• _Work task_:
Figure out the number of lines in the data that hold the string "value". Reply with that figure only.

== Segment start ==

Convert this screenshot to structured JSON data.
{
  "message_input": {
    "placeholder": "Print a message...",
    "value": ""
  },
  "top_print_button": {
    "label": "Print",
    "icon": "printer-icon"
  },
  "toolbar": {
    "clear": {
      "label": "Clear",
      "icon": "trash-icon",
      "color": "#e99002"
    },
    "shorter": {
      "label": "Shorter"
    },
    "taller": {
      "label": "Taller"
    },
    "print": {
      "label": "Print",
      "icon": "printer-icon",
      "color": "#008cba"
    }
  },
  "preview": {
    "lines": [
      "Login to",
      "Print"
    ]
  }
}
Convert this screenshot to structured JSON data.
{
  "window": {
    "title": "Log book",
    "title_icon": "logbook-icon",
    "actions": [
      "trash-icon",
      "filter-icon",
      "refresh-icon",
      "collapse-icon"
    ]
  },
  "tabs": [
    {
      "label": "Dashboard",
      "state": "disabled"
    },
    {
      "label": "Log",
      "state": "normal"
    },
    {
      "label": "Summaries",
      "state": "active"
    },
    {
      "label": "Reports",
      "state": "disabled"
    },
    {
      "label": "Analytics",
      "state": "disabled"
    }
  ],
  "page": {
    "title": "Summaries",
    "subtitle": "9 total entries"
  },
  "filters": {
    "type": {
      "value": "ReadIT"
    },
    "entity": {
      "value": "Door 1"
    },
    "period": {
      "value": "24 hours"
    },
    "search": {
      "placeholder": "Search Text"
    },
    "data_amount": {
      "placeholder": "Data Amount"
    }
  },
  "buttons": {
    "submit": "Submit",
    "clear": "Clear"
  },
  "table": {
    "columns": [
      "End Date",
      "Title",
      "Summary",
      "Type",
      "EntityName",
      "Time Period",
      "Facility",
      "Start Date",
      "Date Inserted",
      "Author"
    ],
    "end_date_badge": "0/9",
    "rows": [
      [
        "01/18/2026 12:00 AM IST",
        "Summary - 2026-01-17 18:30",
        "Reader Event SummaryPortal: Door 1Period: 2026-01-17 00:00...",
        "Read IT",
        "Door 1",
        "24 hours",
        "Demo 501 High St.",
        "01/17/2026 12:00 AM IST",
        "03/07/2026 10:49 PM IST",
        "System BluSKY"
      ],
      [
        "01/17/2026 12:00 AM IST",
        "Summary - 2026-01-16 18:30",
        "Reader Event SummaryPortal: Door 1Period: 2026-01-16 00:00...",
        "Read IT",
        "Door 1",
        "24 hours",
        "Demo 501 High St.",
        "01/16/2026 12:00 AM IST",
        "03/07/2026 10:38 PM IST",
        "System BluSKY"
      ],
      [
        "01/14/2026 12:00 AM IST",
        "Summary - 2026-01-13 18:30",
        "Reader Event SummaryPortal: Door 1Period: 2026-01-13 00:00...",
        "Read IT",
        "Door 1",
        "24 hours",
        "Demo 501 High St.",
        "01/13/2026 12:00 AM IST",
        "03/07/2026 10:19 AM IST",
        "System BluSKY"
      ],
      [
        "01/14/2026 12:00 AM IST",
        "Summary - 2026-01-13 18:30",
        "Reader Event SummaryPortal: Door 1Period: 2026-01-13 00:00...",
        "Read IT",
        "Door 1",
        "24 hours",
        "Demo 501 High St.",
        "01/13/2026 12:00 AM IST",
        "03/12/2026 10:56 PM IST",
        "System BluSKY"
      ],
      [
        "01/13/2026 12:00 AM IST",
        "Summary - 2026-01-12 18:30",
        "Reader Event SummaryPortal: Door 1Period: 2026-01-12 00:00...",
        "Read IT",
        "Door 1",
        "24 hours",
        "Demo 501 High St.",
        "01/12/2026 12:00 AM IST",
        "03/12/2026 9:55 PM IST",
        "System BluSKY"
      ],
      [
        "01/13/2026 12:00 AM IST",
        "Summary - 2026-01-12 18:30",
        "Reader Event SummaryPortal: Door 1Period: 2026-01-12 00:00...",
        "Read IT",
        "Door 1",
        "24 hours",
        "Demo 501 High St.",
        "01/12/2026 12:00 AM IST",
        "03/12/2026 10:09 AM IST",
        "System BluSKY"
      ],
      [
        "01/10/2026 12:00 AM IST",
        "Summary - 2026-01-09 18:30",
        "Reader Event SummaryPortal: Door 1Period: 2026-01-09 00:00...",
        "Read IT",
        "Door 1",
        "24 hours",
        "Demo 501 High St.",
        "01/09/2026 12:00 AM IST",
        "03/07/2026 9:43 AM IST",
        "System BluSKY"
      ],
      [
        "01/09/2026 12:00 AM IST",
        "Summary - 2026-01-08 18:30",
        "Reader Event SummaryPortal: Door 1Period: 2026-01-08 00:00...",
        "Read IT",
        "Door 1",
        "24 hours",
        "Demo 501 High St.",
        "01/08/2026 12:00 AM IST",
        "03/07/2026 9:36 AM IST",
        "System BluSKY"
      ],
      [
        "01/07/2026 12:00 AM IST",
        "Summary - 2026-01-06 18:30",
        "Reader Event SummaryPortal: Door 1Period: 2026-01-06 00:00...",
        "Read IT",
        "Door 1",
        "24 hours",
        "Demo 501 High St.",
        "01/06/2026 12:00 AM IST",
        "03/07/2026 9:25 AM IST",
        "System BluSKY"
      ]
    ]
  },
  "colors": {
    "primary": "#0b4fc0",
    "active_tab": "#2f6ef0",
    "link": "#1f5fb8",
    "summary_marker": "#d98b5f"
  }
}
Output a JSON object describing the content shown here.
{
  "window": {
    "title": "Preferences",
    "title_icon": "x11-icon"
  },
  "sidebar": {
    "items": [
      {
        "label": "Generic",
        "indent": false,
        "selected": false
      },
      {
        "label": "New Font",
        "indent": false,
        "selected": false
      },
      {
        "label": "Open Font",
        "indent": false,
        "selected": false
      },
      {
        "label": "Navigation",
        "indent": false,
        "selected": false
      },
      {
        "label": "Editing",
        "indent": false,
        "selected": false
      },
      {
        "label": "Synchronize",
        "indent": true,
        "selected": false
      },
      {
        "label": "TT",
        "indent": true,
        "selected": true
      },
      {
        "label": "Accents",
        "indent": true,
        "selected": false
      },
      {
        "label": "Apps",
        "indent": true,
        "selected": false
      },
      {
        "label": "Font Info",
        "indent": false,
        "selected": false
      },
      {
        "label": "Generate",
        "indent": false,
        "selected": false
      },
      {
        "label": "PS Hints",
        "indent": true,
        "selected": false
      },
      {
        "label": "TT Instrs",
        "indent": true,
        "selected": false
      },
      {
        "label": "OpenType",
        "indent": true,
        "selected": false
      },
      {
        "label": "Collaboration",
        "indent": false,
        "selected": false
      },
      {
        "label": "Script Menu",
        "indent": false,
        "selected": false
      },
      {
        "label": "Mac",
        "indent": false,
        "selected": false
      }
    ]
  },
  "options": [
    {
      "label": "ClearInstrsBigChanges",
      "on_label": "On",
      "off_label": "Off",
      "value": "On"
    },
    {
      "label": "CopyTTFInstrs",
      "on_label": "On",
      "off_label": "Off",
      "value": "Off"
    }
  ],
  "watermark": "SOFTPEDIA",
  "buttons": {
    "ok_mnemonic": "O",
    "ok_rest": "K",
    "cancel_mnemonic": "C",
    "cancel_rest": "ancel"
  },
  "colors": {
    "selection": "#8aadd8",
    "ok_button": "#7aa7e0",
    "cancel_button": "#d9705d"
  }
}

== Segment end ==

• _Finished exercise_:
6